The next part on the road takes a few hours. The area around Skaftafel is the most interesting. A long snow covered mountain chain with a lot of glaciers. From here everything becomes more barren and most of all, boring. I do see the twisted part of a bridge and even a complete bridge that has been replaced recently.
Once in a while, suddenly a lot of water is released by the glaciers if the volcanoes underneath heat up. The circle road has been constructed in a such a way, that bridges are allowed to be knocked off in certain places. I notice cameras near a couple of glacier rivers that monitor the amount of water.
I do stop for a minute at Skogafoss and later also at Seljalandfoss but I don’t see any opportunity for good photographs. These are only photogenic in summer green. I also follow a road to Þórsmörk, but that appears to be closed off. This is a very distinct area with black mud, that I have visited before.
The whole stretch from Skaftafel has been clouded and I do start worrying a bit about the Northern Lights. They won’t escape me again, will they? Pity, I have to return home, otherwise I would definitely have stayed for a couple of days in Höfn, because there the sky was completely clear.
Later I pass the edge of the cloud cover and am driving in sunny weather again. I follow road 34 from Selfoss towards Keflavik and have a go-around via the south and west-side of the peninsula. It occurs to me this road is next to a mountain ridge I never saw before. This could be a very nice foreground for Northern Lights. Even if I have to drive 100 kilometers tonight, if there is a forecast 3 for Northern Lights, I will definitely do it. I just have to see it.

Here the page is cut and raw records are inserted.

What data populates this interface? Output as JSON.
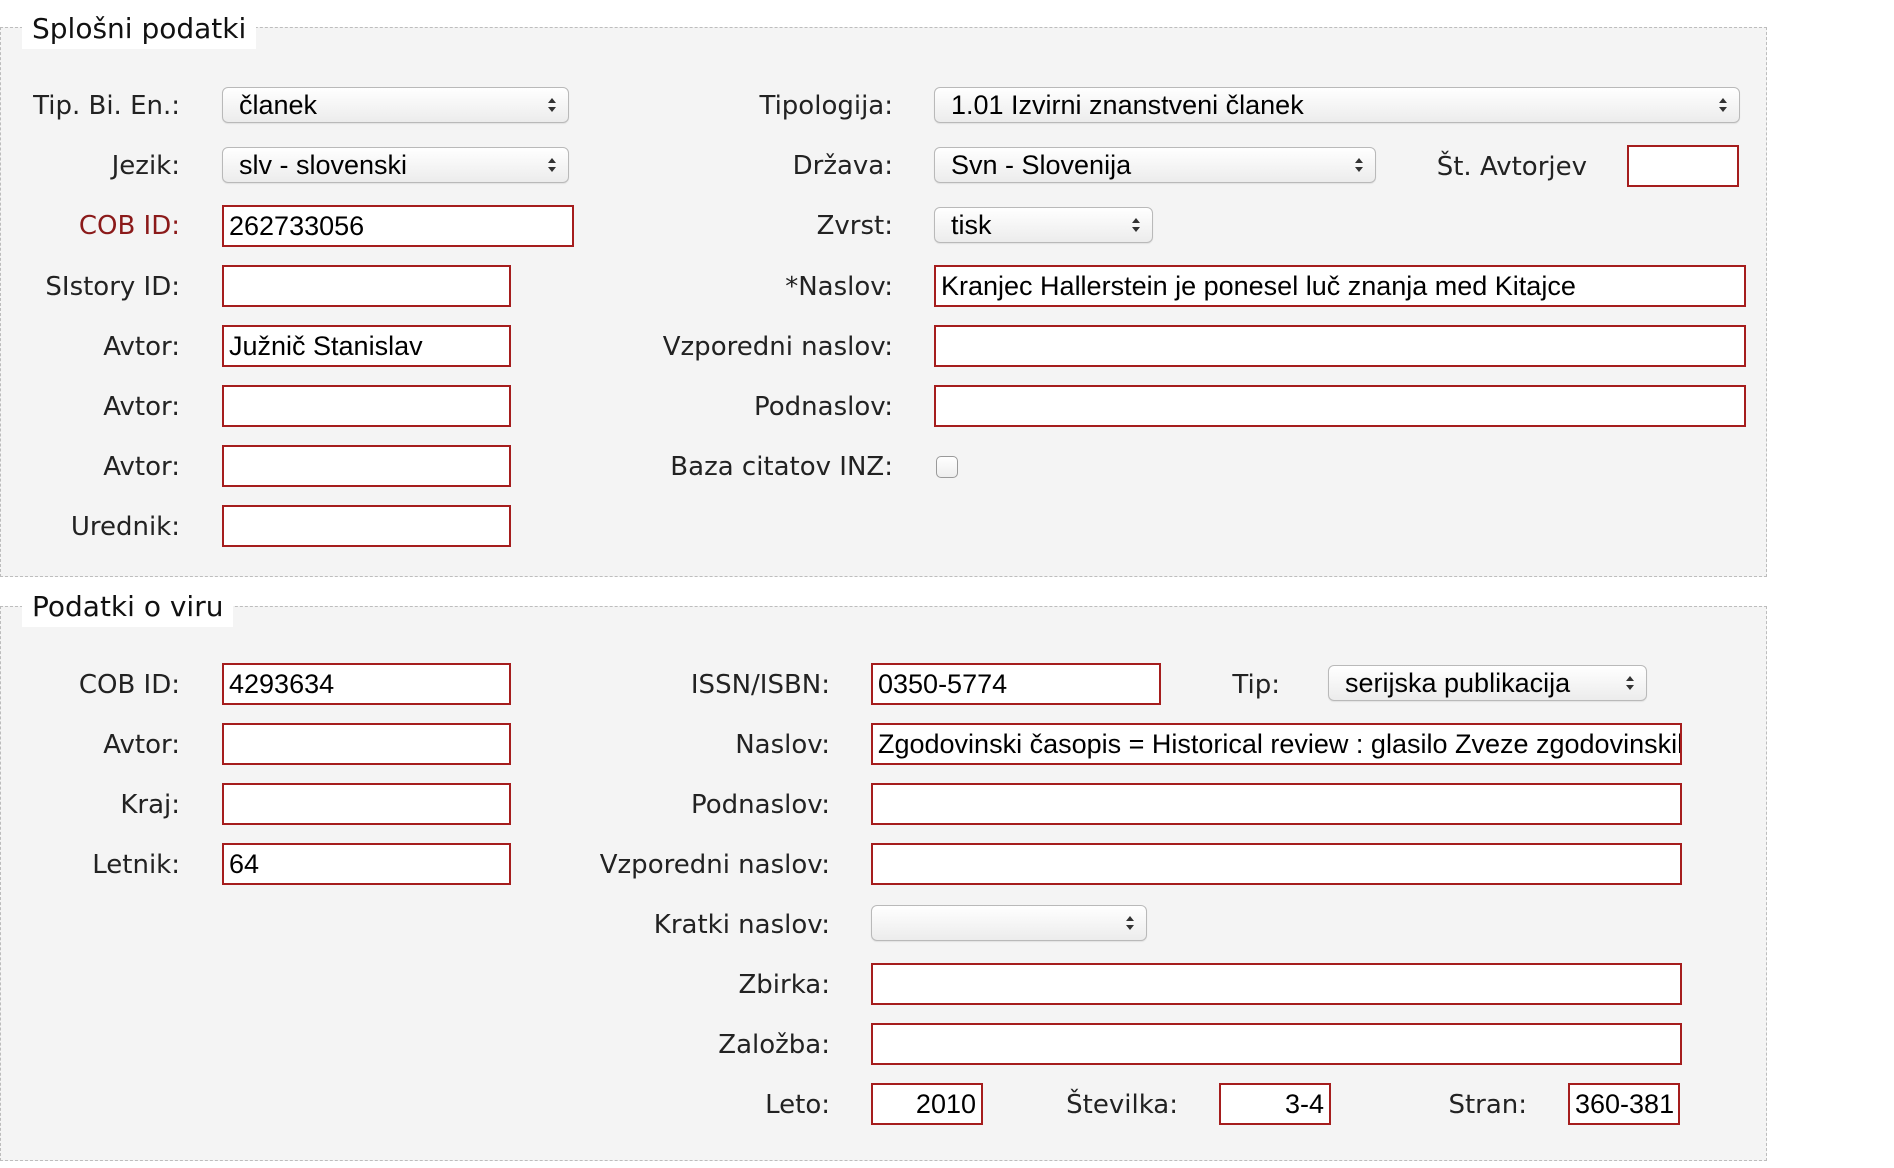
{
  "general": {
    "legend": "Splošni podatki",
    "tip_bi_en": {
      "label": "Tip. Bi. En.:",
      "value": "članek"
    },
    "jezik": {
      "label": "Jezik:",
      "value": "slv - slovenski"
    },
    "cob_id": {
      "label": "COB ID:",
      "value": "262733056"
    },
    "sistory_id": {
      "label": "SIstory ID:",
      "value": ""
    },
    "avtor_1": {
      "label": "Avtor:",
      "value": "Južnič Stanislav"
    },
    "avtor_2": {
      "label": "Avtor:",
      "value": ""
    },
    "avtor_3": {
      "label": "Avtor:",
      "value": ""
    },
    "urednik": {
      "label": "Urednik:",
      "value": ""
    },
    "tipologija": {
      "label": "Tipologija:",
      "value": "1.01 Izvirni znanstveni članek"
    },
    "drzava": {
      "label": "Država:",
      "value": "Svn - Slovenija"
    },
    "st_avtorjev": {
      "label": "Št. Avtorjev",
      "value": ""
    },
    "zvrst": {
      "label": "Zvrst:",
      "value": "tisk"
    },
    "naslov": {
      "label": "*Naslov:",
      "value": "Kranjec Hallerstein je ponesel luč znanja med Kitajce"
    },
    "vzporedni_naslov": {
      "label": "Vzporedni naslov:",
      "value": ""
    },
    "podnaslov": {
      "label": "Podnaslov:",
      "value": ""
    },
    "baza_citatov": {
      "label": "Baza citatov INZ:",
      "checked": false
    }
  },
  "source": {
    "legend": "Podatki o viru",
    "cob_id": {
      "label": "COB ID:",
      "value": "4293634"
    },
    "avtor": {
      "label": "Avtor:",
      "value": ""
    },
    "kraj": {
      "label": "Kraj:",
      "value": ""
    },
    "letnik": {
      "label": "Letnik:",
      "value": "64"
    },
    "issn_isbn": {
      "label": "ISSN/ISBN:",
      "value": "0350-5774"
    },
    "tip": {
      "label": "Tip:",
      "value": "serijska publikacija"
    },
    "naslov": {
      "label": "Naslov:",
      "value": "Zgodovinski časopis = Historical review : glasilo Zveze zgodovinskih"
    },
    "podnaslov": {
      "label": "Podnaslov:",
      "value": ""
    },
    "vzporedni_naslov": {
      "label": "Vzporedni naslov:",
      "value": ""
    },
    "kratki_naslov": {
      "label": "Kratki naslov:",
      "value": ""
    },
    "zbirka": {
      "label": "Zbirka:",
      "value": ""
    },
    "zalozba": {
      "label": "Založba:",
      "value": ""
    },
    "leto": {
      "label": "Leto:",
      "value": "2010"
    },
    "stevilka": {
      "label": "Številka:",
      "value": "3-4"
    },
    "stran": {
      "label": "Stran:",
      "value": "360-381"
    }
  },
  "colors": {
    "input_border": "#a51d1d",
    "required_label": "#8b1a1a",
    "panel_background": "#f4f4f4"
  },
  "icons": {
    "select_arrow": "up-down-chevron-icon"
  }
}
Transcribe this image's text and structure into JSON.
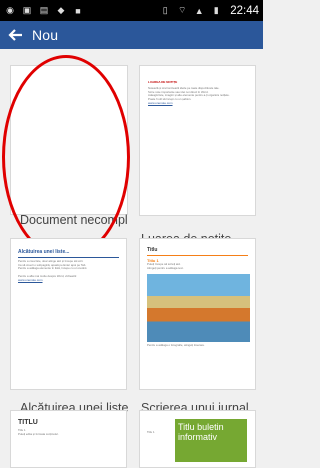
{
  "status_bar": {
    "time": "22:44",
    "left_icons": [
      "whatsapp-icon",
      "media-icon",
      "image-icon",
      "android-icon",
      "office-icon"
    ],
    "right_icons": [
      "vibrate-icon",
      "wifi-icon",
      "signal-icon",
      "battery-icon"
    ]
  },
  "app_bar": {
    "title": "Nou",
    "back_icon": "arrow-left-icon",
    "background": "#2b579a"
  },
  "templates": [
    {
      "label": "Document necompl",
      "selected": true
    },
    {
      "label": "Luarea de notițe",
      "thumb": {
        "title": "LUAREA DE NOTIȚE",
        "lines": [
          "Notează și sincronizează ideile pe toate dispozitivele tale.",
          "Scrie note importante sau idei noi direct în Word.",
          "Adaugă liste, imagini și alte elemente pentru a-ți organiza notițele.",
          "Poate fi util să începi cu un șablon."
        ],
        "link": "www.onenote.com"
      }
    },
    {
      "label": "Alcătuirea unei liste",
      "thumb": {
        "title": "Alcătuirea unei liste...",
        "lines": [
          "Pentru a crea liste, doar atinge aici și începe să scrii.",
          "Ca să creezi o subpagină, apasă pe Enter apoi pe Tab.",
          "Pentru a adăuga elemente în listă, începe cu un cuvânt."
        ],
        "footer": "Pentru a afla mai multe despre Word, vizitează:",
        "link": "www.onenote.com"
      }
    },
    {
      "label": "Scrierea unui jurnal",
      "thumb": {
        "title": "Titlu",
        "heading": "Titlu 1",
        "lines": [
          "Puteți începe să scrieți aici.",
          "Atingeți pentru a adăuga text.",
          "Pentru a adăuga o fotografie, atingeți Inserare."
        ]
      }
    },
    {
      "label": "",
      "thumb": {
        "title": "TITLU",
        "lines": [
          "Titlu 1",
          "Puteți edita și formata conținutul."
        ]
      }
    },
    {
      "label": "",
      "thumb": {
        "title": "Titlu buletin informativ",
        "lines": [
          "Titlu 1"
        ]
      }
    }
  ]
}
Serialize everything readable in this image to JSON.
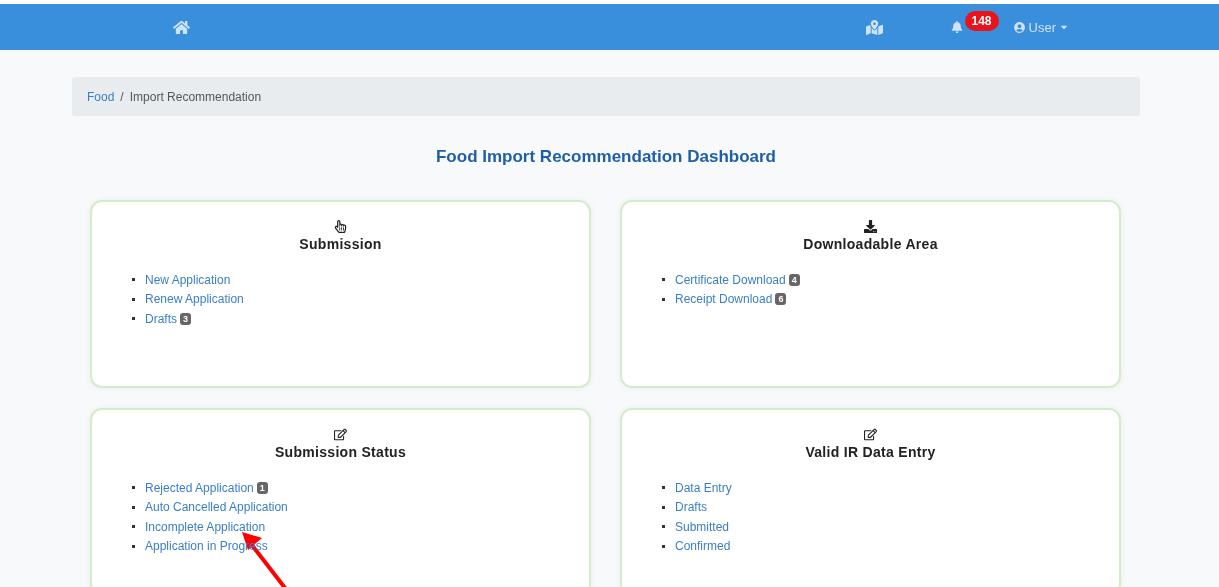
{
  "navbar": {
    "notification_count": "148",
    "user": "User"
  },
  "breadcrumb": {
    "separator": "/",
    "items": [
      {
        "label": "Food",
        "link": true
      },
      {
        "label": "Import Recommendation",
        "link": false
      }
    ]
  },
  "title": "Food Import Recommendation Dashboard",
  "cards": [
    {
      "title": "Submission",
      "items": [
        {
          "label": "New Application"
        },
        {
          "label": "Renew Application"
        },
        {
          "label": "Drafts",
          "badge": "3"
        }
      ]
    },
    {
      "title": "Downloadable Area",
      "items": [
        {
          "label": "Certificate Download",
          "badge": "4"
        },
        {
          "label": "Receipt Download",
          "badge": "6"
        }
      ]
    },
    {
      "title": "Submission Status",
      "items": [
        {
          "label": "Rejected Application",
          "badge": "1"
        },
        {
          "label": "Auto Cancelled Application"
        },
        {
          "label": "Incomplete Application"
        },
        {
          "label": "Application in Progress"
        }
      ]
    },
    {
      "title": "Valid IR Data Entry",
      "items": [
        {
          "label": "Data Entry"
        },
        {
          "label": "Drafts"
        },
        {
          "label": "Submitted"
        },
        {
          "label": "Confirmed"
        }
      ]
    }
  ]
}
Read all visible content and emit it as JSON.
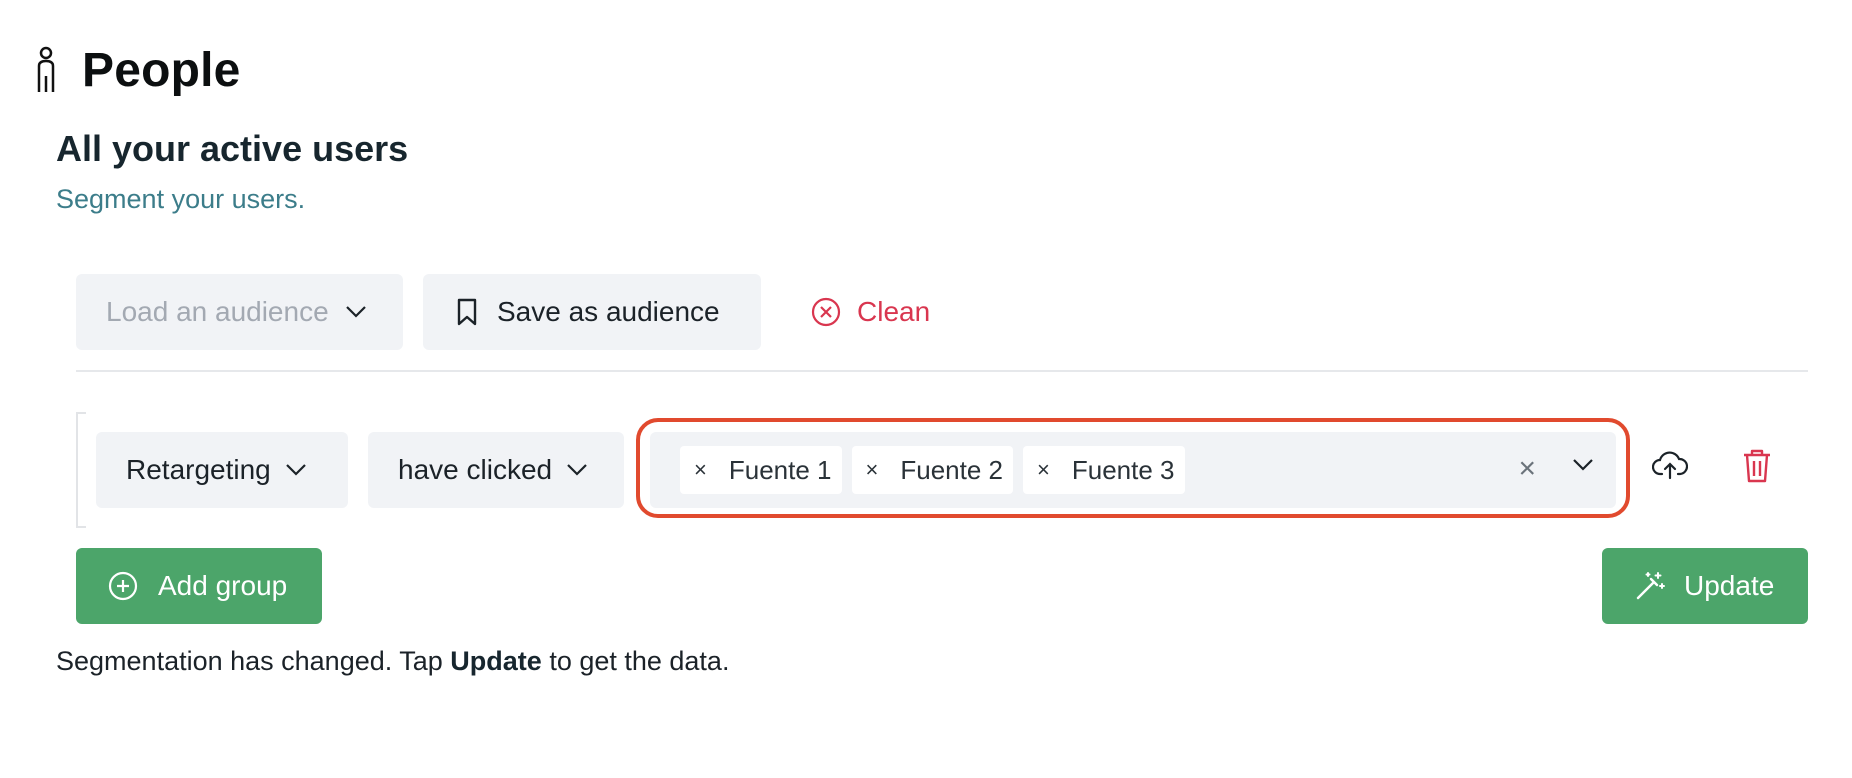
{
  "header": {
    "title": "People",
    "icon": "person-icon"
  },
  "section": {
    "title": "All your active users",
    "subtitle": "Segment your users."
  },
  "toolbar": {
    "load_audience_placeholder": "Load an audience",
    "save_audience_label": "Save as audience",
    "clean_label": "Clean"
  },
  "filter": {
    "field": "Retargeting",
    "operator": "have clicked",
    "values": [
      "Fuente 1",
      "Fuente 2",
      "Fuente 3"
    ]
  },
  "actions": {
    "add_group_label": "Add group",
    "update_label": "Update"
  },
  "status": {
    "prefix": "Segmentation has changed. Tap ",
    "bold": "Update",
    "suffix": " to get the data."
  },
  "colors": {
    "accent": "#4ca56a",
    "danger": "#d9364f",
    "highlight": "#e14a2e",
    "subtitle": "#3c7d8a"
  }
}
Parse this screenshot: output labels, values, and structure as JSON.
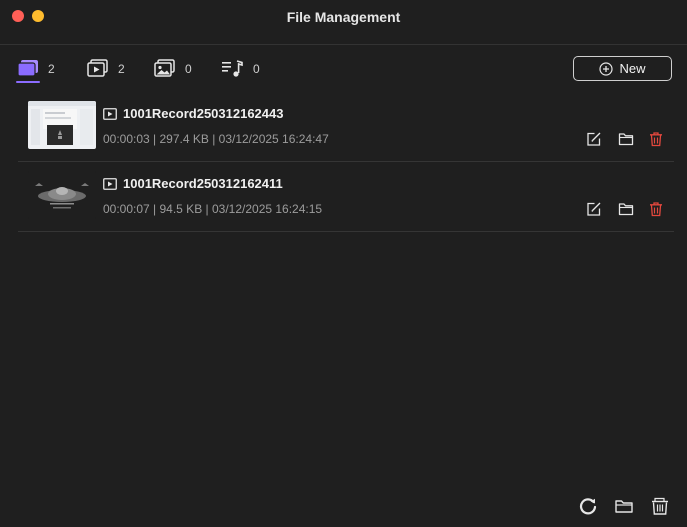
{
  "window": {
    "title": "File Management"
  },
  "tabs": [
    {
      "name": "all",
      "icon": "all-files-icon",
      "count": "2"
    },
    {
      "name": "video",
      "icon": "video-icon",
      "count": "2"
    },
    {
      "name": "image",
      "icon": "image-icon",
      "count": "0"
    },
    {
      "name": "audio",
      "icon": "audio-icon",
      "count": "0"
    }
  ],
  "toolbar": {
    "new_label": "New"
  },
  "files": [
    {
      "name": "1001Record250312162443",
      "meta": "00:00:03 | 297.4 KB | 03/12/2025 16:24:47"
    },
    {
      "name": "1001Record250312162411",
      "meta": "00:00:07 | 94.5 KB | 03/12/2025 16:24:15"
    }
  ],
  "colors": {
    "accent": "#8b6cff",
    "delete": "#e5483e",
    "background": "#1f1f1f"
  }
}
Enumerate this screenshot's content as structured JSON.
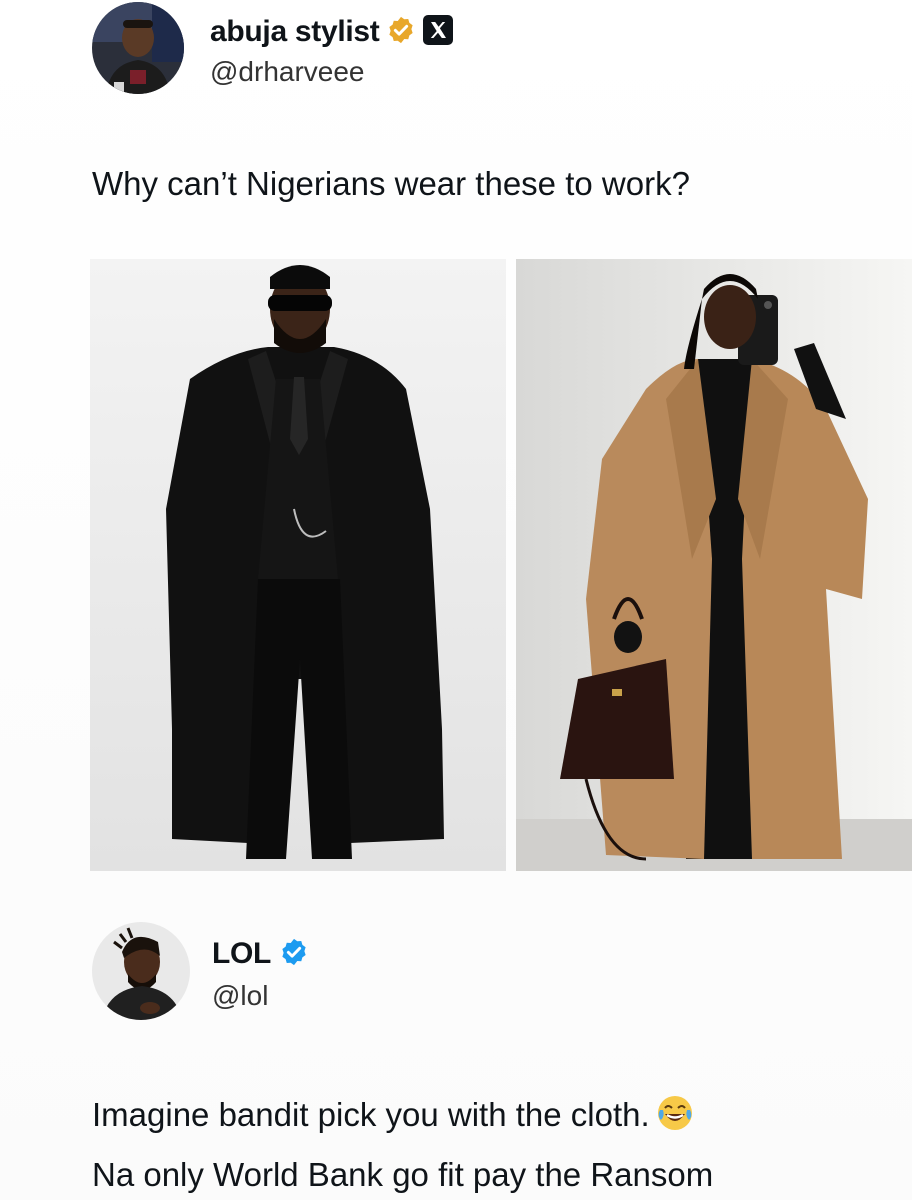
{
  "post": {
    "author": {
      "display_name": "abuja stylist",
      "handle": "@drharveee",
      "verified_badge": "gold-verified-badge-icon",
      "platform_icon": "x-logo-icon"
    },
    "text": "Why can’t Nigerians wear these to work?",
    "media": [
      {
        "description_icon": "man-black-overcoat-photo"
      },
      {
        "description_icon": "woman-camel-coat-photo"
      }
    ]
  },
  "reply": {
    "author": {
      "display_name": "LOL",
      "handle": "@lol",
      "verified_badge": "blue-verified-badge-icon"
    },
    "text_line1": "Imagine bandit pick you with the cloth.",
    "emoji": "tears-of-joy-emoji-icon",
    "text_line2": "Na only World Bank go fit pay the Ransom"
  },
  "colors": {
    "gold_badge": "#e8a72a",
    "blue_badge": "#1d9bf0",
    "text_primary": "#0f1419",
    "text_secondary": "#333333"
  }
}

Finally I have the possibility to shoot photographs of an old lavafield that’s completely covered in moss. In summer that’s an unearthly vivid green. Along the ring road I have been looking for a spot to stop but couldn’t find one. Here I finally can.
I continue to a very young and active geothermal field: Gunnuhver. There’s so much steam here and it smells like gun powder. Sometimes I can’t even see where I’m walking. It’s just like walking around in a steam cabin, nicely warm, until the steam disappears for a brief moment turning the warmth immediately in an icy coldness. Later I see that my coat is completely gray with tiny water droplets.
I’ve seen it quickly. The wind is coming from the wrong direction for photographs and I definitely don’t want all that steam on my lenses.
Somewhat further down the road is a bird rock but of course there is nothing to see in winter and there is a bridge connecting two continents: America and Europe. Funny, there is a kind of ditch about 10 meters wide with a bridge spanning it. This is actually the boundary between two tectonic plates. The ditch widens about 5 cm every year. This line between the continents is the very reason for all the volcanic activity on Iceland. Because the plates float apart from each other, the space that’s left behind can be filled with magma.
The whole peninsula is covered in clouds now but above the ocean I see a blue sky. The wind is coming from that direction so things can turn out well. The lady behind the desk tells me that the Northern Lights can be seen usually from the shore closeby, because there’s very little light overthere.
As soon as I open the laptop I see that the forecast has changed to a meager 1 ’quiet’. Also a storm is pickup up.
Around 22:00 I look outside, but there’s nothing to see. Last chance for this trip has passed. Well, no reason for complaints, last week on the Snaefellsnes Peninsula was a phantastic show. Tomorrow morning is the flight back home and that will be the end of this trip.
Maps, Charts & Downloads
GPS Map with color coded altitude information
Color coded distance/altitude chart
Download the original gpx file here.